“His Majesty paid a great deal of attention to water, which is the heart of agriculture. This is why we chose to plant an actual rice paddy and combine it with other royal initiatives to demonstrate how King Bhumibol helped his people,” Phorntham says.
“Four ponds with yellow lotuses have been planted here along with Mahajanaka mango, vetiver and various shrubs and trees clipped into ornamental shapes to create coherent layers.”
The base of the crematorium simulates the Anodard Pond (Heavenly Pond), inspired by the mural at Wat Suthat Theppawararam.
Like the royal crematorium, the ceremonial site imitates heaven but at the foot of Phra Sumeru Mountain.

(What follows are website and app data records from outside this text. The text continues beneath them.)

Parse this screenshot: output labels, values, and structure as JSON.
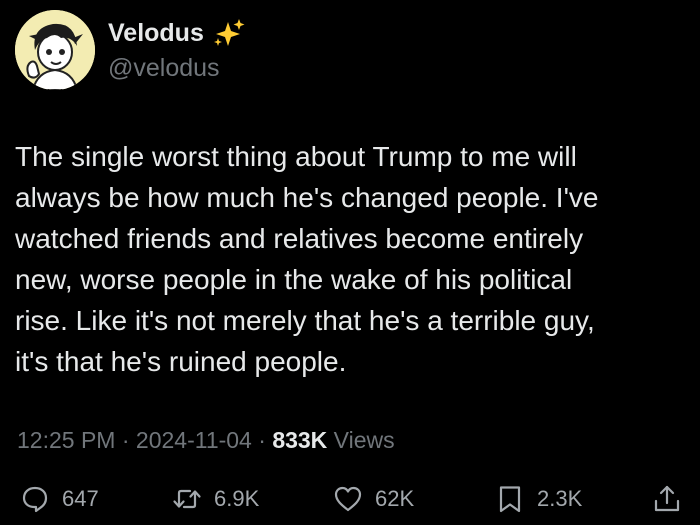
{
  "author": {
    "display_name": "Velodus",
    "handle": "@velodus",
    "badge_icon": "sparkles-icon",
    "badge_color": "#ffcc33"
  },
  "tweet": {
    "lines": [
      "The single worst thing about Trump to me will",
      "always be how much he's changed people. I've",
      "watched friends and relatives become entirely",
      "new, worse people in the wake of his political",
      "rise. Like it's not merely that he's a terrible guy,",
      "it's that he's ruined people."
    ]
  },
  "meta": {
    "time": "12:25 PM",
    "separator": " · ",
    "date": "2024-11-04",
    "views_count": "833K",
    "views_label": " Views"
  },
  "actions": {
    "reply": {
      "icon": "reply-icon",
      "count": "647"
    },
    "repost": {
      "icon": "repost-icon",
      "count": "6.9K"
    },
    "like": {
      "icon": "heart-icon",
      "count": "62K"
    },
    "bookmark": {
      "icon": "bookmark-icon",
      "count": "2.3K"
    },
    "share": {
      "icon": "share-icon"
    }
  },
  "colors": {
    "background": "#000000",
    "primary_text": "#e7e9ea",
    "secondary_text": "#71767b",
    "avatar_bg": "#f3ecb2"
  }
}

From here, the visitor can only see the old city of Rattanakosin and the Phra Si Ratana Chedi pagoda, adjacent to the Temple of the Emerald Buddha, where some relics of the late King Bhumibol will be installed.
“There is an invisible axis intersect, one running from the spire of the Phra Si Ratana Chedi pagoda, adjacent to the Temple of the Emerald Buddha, and the other from the middle of the Phra Ubosot in Wat Mahathat Yuwaratrang- sarit,” Phorntham says.

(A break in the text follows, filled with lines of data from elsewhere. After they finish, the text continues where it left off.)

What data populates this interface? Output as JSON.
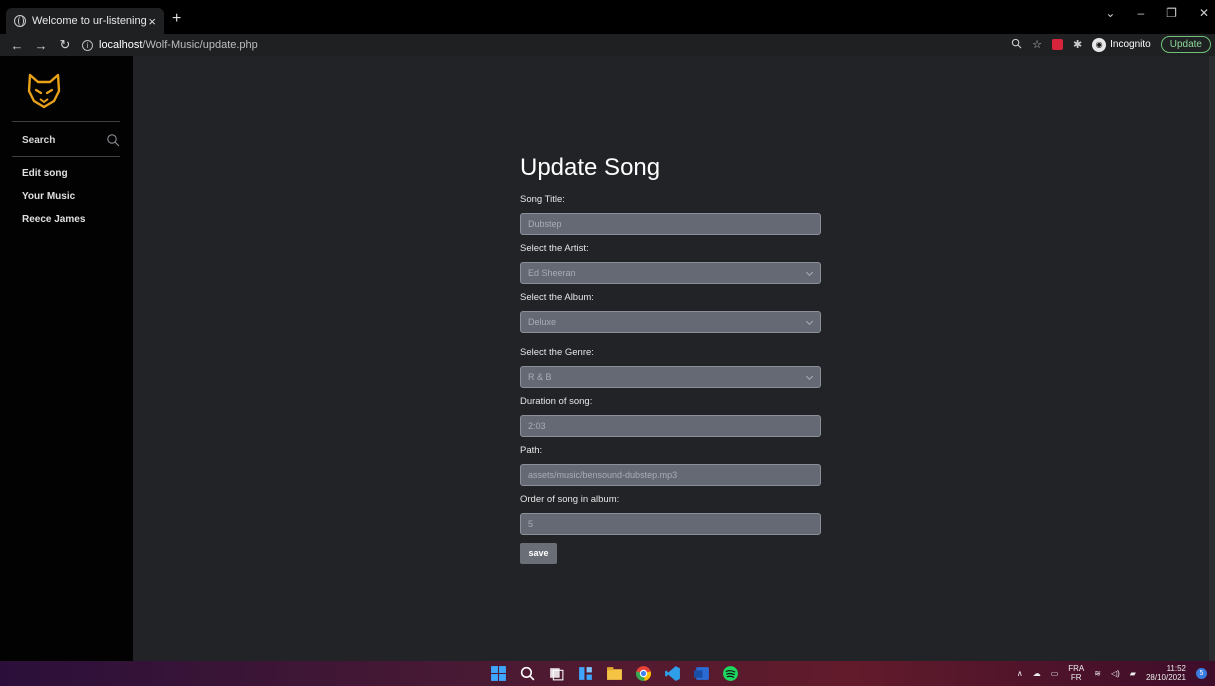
{
  "browser": {
    "tab_title": "Welcome to ur-listening",
    "tab_close": "×",
    "new_tab": "+",
    "url_host": "localhost",
    "url_path": "/Wolf-Music/update.php",
    "incognito_label": "Incognito",
    "update_label": "Update",
    "window_controls": [
      "⌄",
      "–",
      "❐",
      "✕"
    ]
  },
  "sidebar": {
    "search_label": "Search",
    "items": [
      {
        "label": "Edit song"
      },
      {
        "label": "Your Music"
      },
      {
        "label": "Reece James"
      }
    ]
  },
  "form": {
    "title": "Update Song",
    "fields": [
      {
        "label": "Song Title:",
        "value": "Dubstep",
        "type": "text"
      },
      {
        "label": "Select the Artist:",
        "value": "Ed Sheeran",
        "type": "select"
      },
      {
        "label": "Select the Album:",
        "value": "Deluxe",
        "type": "select"
      },
      {
        "label": "Select the Genre:",
        "value": "R & B",
        "type": "select"
      },
      {
        "label": "Duration of song:",
        "value": "2:03",
        "type": "text"
      },
      {
        "label": "Path:",
        "value": "assets/music/bensound-dubstep.mp3",
        "type": "text"
      },
      {
        "label": "Order of song in album:",
        "value": "5",
        "type": "text"
      }
    ],
    "save_label": "save"
  },
  "taskbar": {
    "lang_top": "FRA",
    "lang_bottom": "FR",
    "time": "11:52",
    "date": "28/10/2021",
    "notification_count": "5"
  },
  "colors": {
    "page_bg": "#212327",
    "sidebar_bg": "#020202",
    "logo_accent": "#e8a21a",
    "field_bg": "#656974"
  }
}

The landscape around the Royal Crematorium is decorated with white tiles and gold walls to represent the four continents: Uttarakuru Thawip in the north, Purvavideha in the east, Jambu Thawip in the south, and Aparagodaniya in the west.
Four ponds with yellow lotuses have been created around the ceremonial ground.
The base of the crematorium simulates the Anodard Pond (Heavenly Pond), inspired by the mural painting of Wat Suthat Theppawararam. It is home to auspicious animals such as 10 species of elephants in the north, four breeds of horses in the west, four types of Singha (lion) in the east, and seven types of cows in the south. There are also sculptures of mythical creatures from the Himmaphan Forest.
“The base of the royal crematorium is decorated with the Himmaphan Forest in line with Thai beliefs. We chose to represent the Anodard Pond to relate to water and the design is different from the royal crematoria of Her Royal Highness the Princess Mother and Her Royal Highness Princess Galyani Vadhana, which were adorned with stones and grass,” Phorntham says.
“The ground level pools have a water circulation system at each of the corners and we have used technology to create lighting effects for day and night and project water effects in emerald green.”